(Dataset rows for apps and sites)
--
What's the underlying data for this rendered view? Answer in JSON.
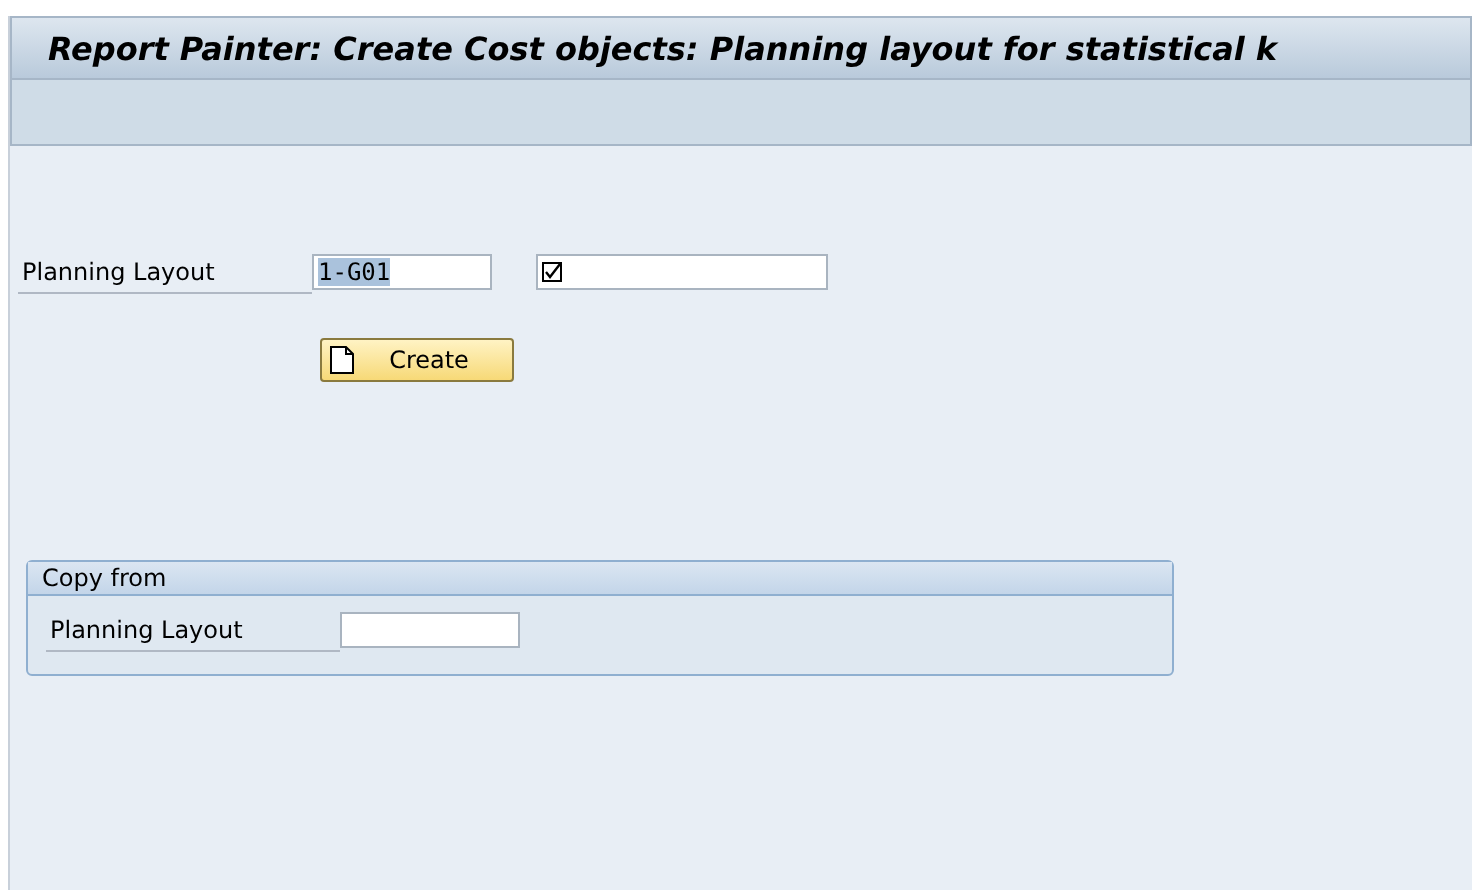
{
  "window": {
    "title": "Report Painter: Create Cost objects: Planning layout for statistical k"
  },
  "main_form": {
    "label": "Planning Layout",
    "value": "1-G01",
    "value_highlighted": true,
    "description_field": {
      "required": true
    }
  },
  "create_button": {
    "label": "Create"
  },
  "copy_from": {
    "title": "Copy from",
    "label": "Planning Layout"
  }
}
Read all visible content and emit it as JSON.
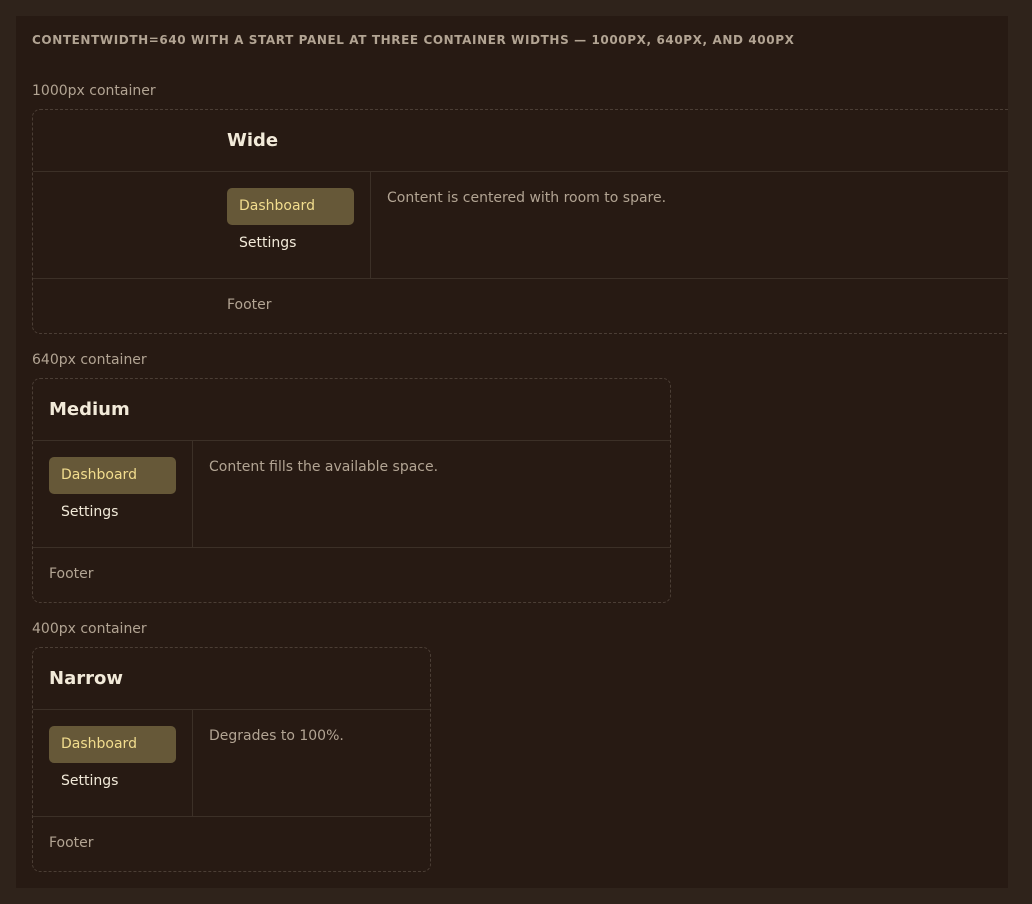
{
  "heading": "contentWidth=640 with a start panel at three container widths — 1000px, 640px, and 400px",
  "demos": [
    {
      "caption": "1000px container",
      "title": "Wide",
      "nav": [
        {
          "label": "Dashboard",
          "active": true
        },
        {
          "label": "Settings",
          "active": false
        }
      ],
      "content": "Content is centered with room to spare.",
      "footer": "Footer"
    },
    {
      "caption": "640px container",
      "title": "Medium",
      "nav": [
        {
          "label": "Dashboard",
          "active": true
        },
        {
          "label": "Settings",
          "active": false
        }
      ],
      "content": "Content fills the available space.",
      "footer": "Footer"
    },
    {
      "caption": "400px container",
      "title": "Narrow",
      "nav": [
        {
          "label": "Dashboard",
          "active": true
        },
        {
          "label": "Settings",
          "active": false
        }
      ],
      "content": "Degrades to 100%.",
      "footer": "Footer"
    }
  ]
}
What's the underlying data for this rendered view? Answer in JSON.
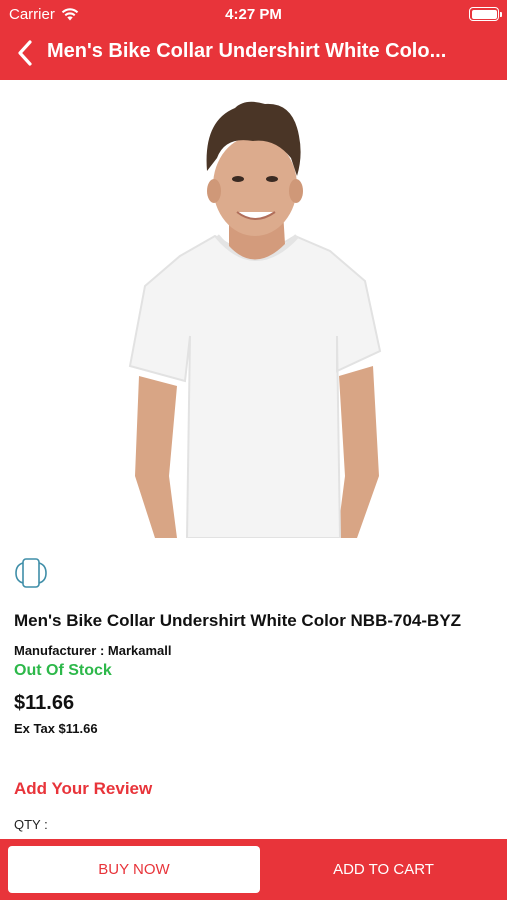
{
  "status_bar": {
    "carrier": "Carrier",
    "time": "4:27 PM",
    "icons": [
      "wifi-icon",
      "battery-icon"
    ]
  },
  "nav": {
    "title": "Men's Bike Collar Undershirt White Colo...",
    "back_icon": "chevron-left-icon"
  },
  "product": {
    "image": "man-in-white-t-shirt",
    "rotate_icon": "rotate-360-icon",
    "name": "Men's Bike Collar Undershirt White Color NBB-704-BYZ",
    "manufacturer": "Manufacturer : Markamall",
    "stock_status": "Out Of Stock",
    "price": "$11.66",
    "ex_tax": "Ex Tax $11.66"
  },
  "review": {
    "link_label": "Add Your Review"
  },
  "qty": {
    "label": "QTY :"
  },
  "actions": {
    "buy_now": "BUY NOW",
    "add_to_cart": "ADD TO CART"
  },
  "colors": {
    "brand_red": "#e8343a",
    "stock_green": "#2db84a"
  }
}
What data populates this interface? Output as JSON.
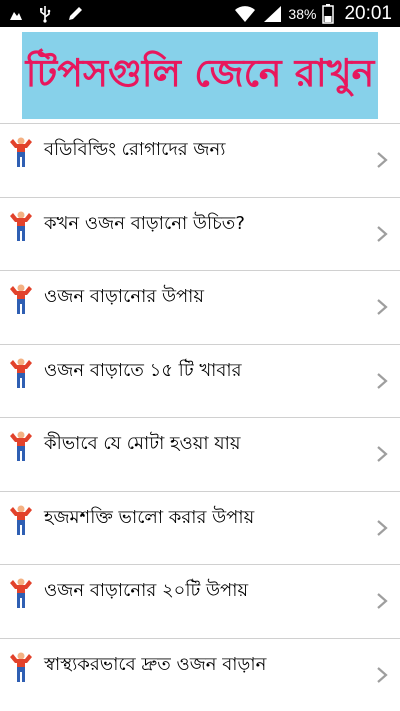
{
  "status_bar": {
    "icons": [
      "notification-icon",
      "usb-icon",
      "edit-icon",
      "wifi-icon",
      "signal-icon",
      "battery-icon"
    ],
    "battery": "38%",
    "time": "20:01"
  },
  "banner": {
    "text": "টিপসগুলি জেনে রাখুন",
    "bg_color": "#87d1ea",
    "text_color": "#e8175d"
  },
  "list": {
    "items": [
      {
        "label": "বডিবিল্ডিং রোগাদের জন্য"
      },
      {
        "label": "কখন ওজন বাড়ানো উচিত?"
      },
      {
        "label": "ওজন বাড়ানোর উপায়"
      },
      {
        "label": "ওজন বাড়াতে ১৫ টি খাবার"
      },
      {
        "label": "কীভাবে যে মোটা হওয়া যায়"
      },
      {
        "label": "হজমশক্তি ভালো করার উপায়"
      },
      {
        "label": "ওজন বাড়ানোর ২০টি উপায়"
      },
      {
        "label": "স্বাস্থ্যকরভাবে দ্রুত ওজন বাড়ান"
      }
    ]
  }
}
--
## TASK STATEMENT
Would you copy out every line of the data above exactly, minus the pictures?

## RESULT FOR THIS EXERCISE
What's the underlying data for this rendered view? Answer in JSON.
{
  "window": {
    "title": "Report Painter: Create Cost objects: Planning layout for statistical k"
  },
  "main_form": {
    "label": "Planning Layout",
    "value": "1-G01",
    "value_highlighted": true,
    "description_field": {
      "required": true
    }
  },
  "create_button": {
    "label": "Create"
  },
  "copy_from": {
    "title": "Copy from",
    "label": "Planning Layout"
  }
}
Read all visible content and emit it as JSON.
{
  "heading": "contentWidth=640 with a start panel at three container widths — 1000px, 640px, and 400px",
  "demos": [
    {
      "caption": "1000px container",
      "title": "Wide",
      "nav": [
        {
          "label": "Dashboard",
          "active": true
        },
        {
          "label": "Settings",
          "active": false
        }
      ],
      "content": "Content is centered with room to spare.",
      "footer": "Footer"
    },
    {
      "caption": "640px container",
      "title": "Medium",
      "nav": [
        {
          "label": "Dashboard",
          "active": true
        },
        {
          "label": "Settings",
          "active": false
        }
      ],
      "content": "Content fills the available space.",
      "footer": "Footer"
    },
    {
      "caption": "400px container",
      "title": "Narrow",
      "nav": [
        {
          "label": "Dashboard",
          "active": true
        },
        {
          "label": "Settings",
          "active": false
        }
      ],
      "content": "Degrades to 100%.",
      "footer": "Footer"
    }
  ]
}
What's the underlying data for this rendered view? Answer in JSON.
{
  "status_bar": {
    "carrier": "Carrier",
    "time": "4:27 PM",
    "icons": [
      "wifi-icon",
      "battery-icon"
    ]
  },
  "nav": {
    "title": "Men's Bike Collar Undershirt White Colo...",
    "back_icon": "chevron-left-icon"
  },
  "product": {
    "image": "man-in-white-t-shirt",
    "rotate_icon": "rotate-360-icon",
    "name": "Men's Bike Collar Undershirt White Color NBB-704-BYZ",
    "manufacturer": "Manufacturer : Markamall",
    "stock_status": "Out Of Stock",
    "price": "$11.66",
    "ex_tax": "Ex Tax $11.66"
  },
  "review": {
    "link_label": "Add Your Review"
  },
  "qty": {
    "label": "QTY :"
  },
  "actions": {
    "buy_now": "BUY NOW",
    "add_to_cart": "ADD TO CART"
  },
  "colors": {
    "brand_red": "#e8343a",
    "stock_green": "#2db84a"
  }
}
What data populates this interface? Output as JSON.
{
  "status_bar": {
    "icons": [
      "notification-icon",
      "usb-icon",
      "edit-icon",
      "wifi-icon",
      "signal-icon",
      "battery-icon"
    ],
    "battery": "38%",
    "time": "20:01"
  },
  "banner": {
    "text": "টিপসগুলি জেনে রাখুন",
    "bg_color": "#87d1ea",
    "text_color": "#e8175d"
  },
  "list": {
    "items": [
      {
        "label": "বডিবিল্ডিং রোগাদের জন্য"
      },
      {
        "label": "কখন ওজন বাড়ানো উচিত?"
      },
      {
        "label": "ওজন বাড়ানোর উপায়"
      },
      {
        "label": "ওজন বাড়াতে ১৫ টি খাবার"
      },
      {
        "label": "কীভাবে যে মোটা হওয়া যায়"
      },
      {
        "label": "হজমশক্তি ভালো করার উপায়"
      },
      {
        "label": "ওজন বাড়ানোর ২০টি উপায়"
      },
      {
        "label": "স্বাস্থ্যকরভাবে দ্রুত ওজন বাড়ান"
      }
    ]
  }
}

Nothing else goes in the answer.